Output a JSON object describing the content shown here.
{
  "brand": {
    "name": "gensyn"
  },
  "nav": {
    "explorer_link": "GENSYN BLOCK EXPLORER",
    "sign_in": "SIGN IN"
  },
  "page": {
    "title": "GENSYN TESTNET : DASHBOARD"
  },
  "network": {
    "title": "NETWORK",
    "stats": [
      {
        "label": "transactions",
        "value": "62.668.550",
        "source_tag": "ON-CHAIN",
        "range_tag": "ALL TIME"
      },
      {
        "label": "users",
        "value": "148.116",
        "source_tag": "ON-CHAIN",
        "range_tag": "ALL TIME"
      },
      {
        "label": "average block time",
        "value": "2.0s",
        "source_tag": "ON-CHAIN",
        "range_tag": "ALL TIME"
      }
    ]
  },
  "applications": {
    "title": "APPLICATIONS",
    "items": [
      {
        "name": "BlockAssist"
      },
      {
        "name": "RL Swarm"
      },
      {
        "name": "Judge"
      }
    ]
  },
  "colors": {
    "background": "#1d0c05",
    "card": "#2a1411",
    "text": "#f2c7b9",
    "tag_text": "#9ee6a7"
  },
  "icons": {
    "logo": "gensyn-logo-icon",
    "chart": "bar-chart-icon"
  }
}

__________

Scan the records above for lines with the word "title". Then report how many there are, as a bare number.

3